ACTIVITY: Each entry below is to be reproduced exactly, though any pictures it holds must be omitted.

DATASET RECORDS:
Start of Block

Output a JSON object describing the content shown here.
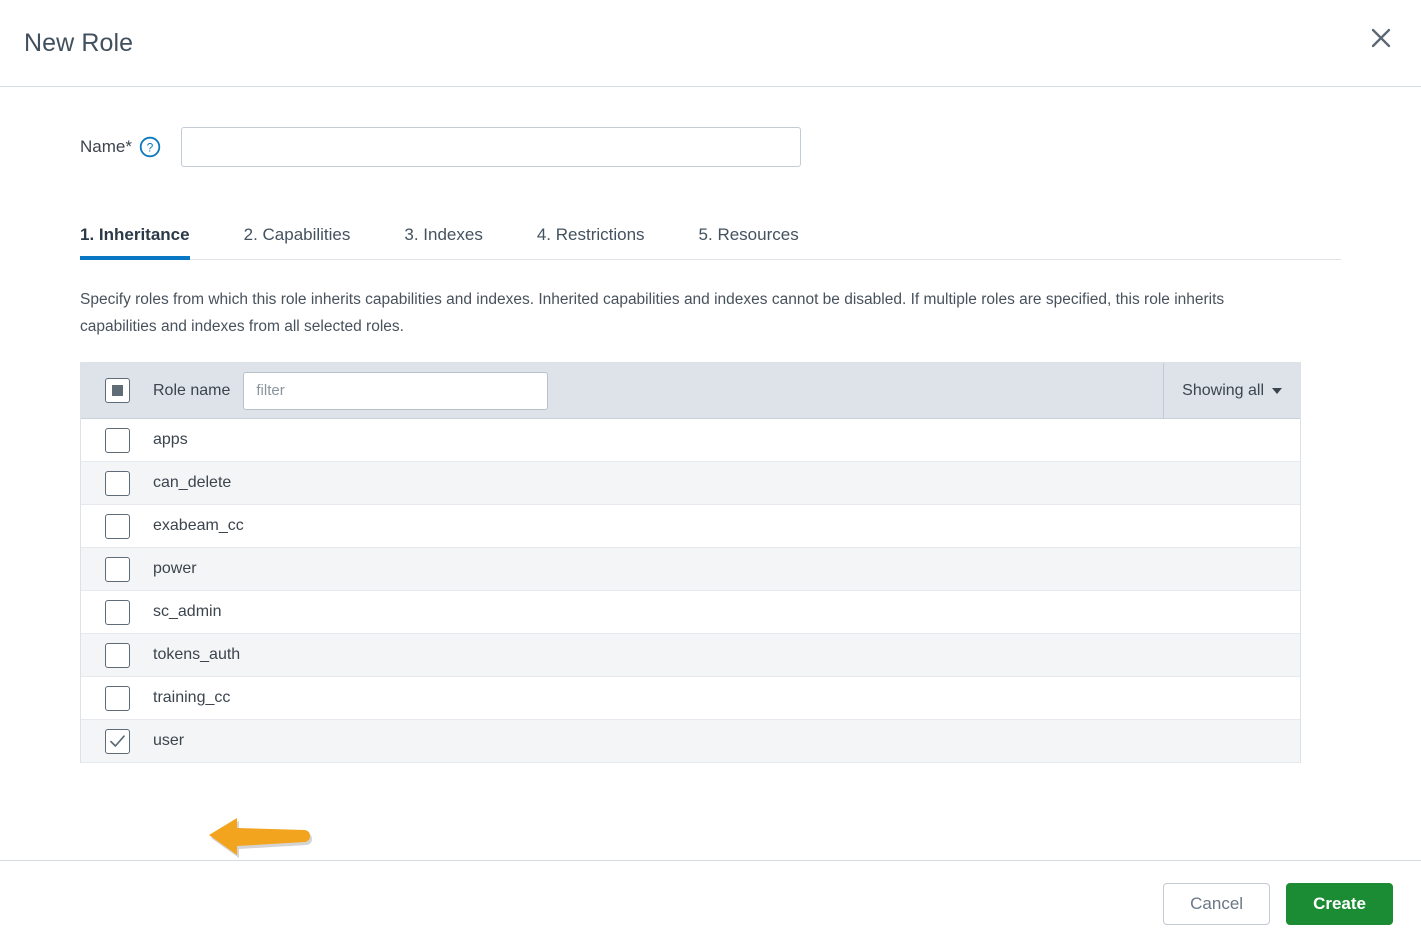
{
  "header": {
    "title": "New Role",
    "close_icon": "close-icon"
  },
  "form": {
    "name_label": "Name",
    "required_marker": "*",
    "help_icon": "help-circle-icon",
    "name_value": "",
    "name_placeholder": ""
  },
  "tabs": [
    {
      "label": "1. Inheritance",
      "active": true
    },
    {
      "label": "2. Capabilities",
      "active": false
    },
    {
      "label": "3. Indexes",
      "active": false
    },
    {
      "label": "4. Restrictions",
      "active": false
    },
    {
      "label": "5. Resources",
      "active": false
    }
  ],
  "inheritance": {
    "description": "Specify roles from which this role inherits capabilities and indexes. Inherited capabilities and indexes cannot be disabled. If multiple roles are specified, this role inherits capabilities and indexes from all selected roles.",
    "table": {
      "select_all_state": "indeterminate",
      "column_header": "Role name",
      "filter_placeholder": "filter",
      "filter_value": "",
      "showing_label": "Showing all",
      "showing_caret_icon": "chevron-down-icon",
      "rows": [
        {
          "name": "apps",
          "checked": false
        },
        {
          "name": "can_delete",
          "checked": false
        },
        {
          "name": "exabeam_cc",
          "checked": false
        },
        {
          "name": "power",
          "checked": false
        },
        {
          "name": "sc_admin",
          "checked": false
        },
        {
          "name": "tokens_auth",
          "checked": false
        },
        {
          "name": "training_cc",
          "checked": false
        },
        {
          "name": "user",
          "checked": true
        }
      ]
    }
  },
  "annotation": {
    "arrow_icon": "arrow-left-annotation",
    "color": "#f2a41f",
    "points_at": "user"
  },
  "footer": {
    "cancel_label": "Cancel",
    "create_label": "Create"
  },
  "colors": {
    "accent_blue": "#0877c4",
    "create_green": "#1c8c34",
    "table_header_bg": "#dde3e9",
    "row_alt_bg": "#f4f5f7",
    "annotation_orange": "#f2a41f"
  }
}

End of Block

OUTPUT BELOW:
Output a JSON object describing the content shown here.
{
  "header": {
    "title": "New Role",
    "close_icon": "close-icon"
  },
  "form": {
    "name_label": "Name",
    "required_marker": "*",
    "help_icon": "help-circle-icon",
    "name_value": "",
    "name_placeholder": ""
  },
  "tabs": [
    {
      "label": "1. Inheritance",
      "active": true
    },
    {
      "label": "2. Capabilities",
      "active": false
    },
    {
      "label": "3. Indexes",
      "active": false
    },
    {
      "label": "4. Restrictions",
      "active": false
    },
    {
      "label": "5. Resources",
      "active": false
    }
  ],
  "inheritance": {
    "description": "Specify roles from which this role inherits capabilities and indexes. Inherited capabilities and indexes cannot be disabled. If multiple roles are specified, this role inherits capabilities and indexes from all selected roles.",
    "table": {
      "select_all_state": "indeterminate",
      "column_header": "Role name",
      "filter_placeholder": "filter",
      "filter_value": "",
      "showing_label": "Showing all",
      "showing_caret_icon": "chevron-down-icon",
      "rows": [
        {
          "name": "apps",
          "checked": false
        },
        {
          "name": "can_delete",
          "checked": false
        },
        {
          "name": "exabeam_cc",
          "checked": false
        },
        {
          "name": "power",
          "checked": false
        },
        {
          "name": "sc_admin",
          "checked": false
        },
        {
          "name": "tokens_auth",
          "checked": false
        },
        {
          "name": "training_cc",
          "checked": false
        },
        {
          "name": "user",
          "checked": true
        }
      ]
    }
  },
  "annotation": {
    "arrow_icon": "arrow-left-annotation",
    "color": "#f2a41f",
    "points_at": "user"
  },
  "footer": {
    "cancel_label": "Cancel",
    "create_label": "Create"
  },
  "colors": {
    "accent_blue": "#0877c4",
    "create_green": "#1c8c34",
    "table_header_bg": "#dde3e9",
    "row_alt_bg": "#f4f5f7",
    "annotation_orange": "#f2a41f"
  }
}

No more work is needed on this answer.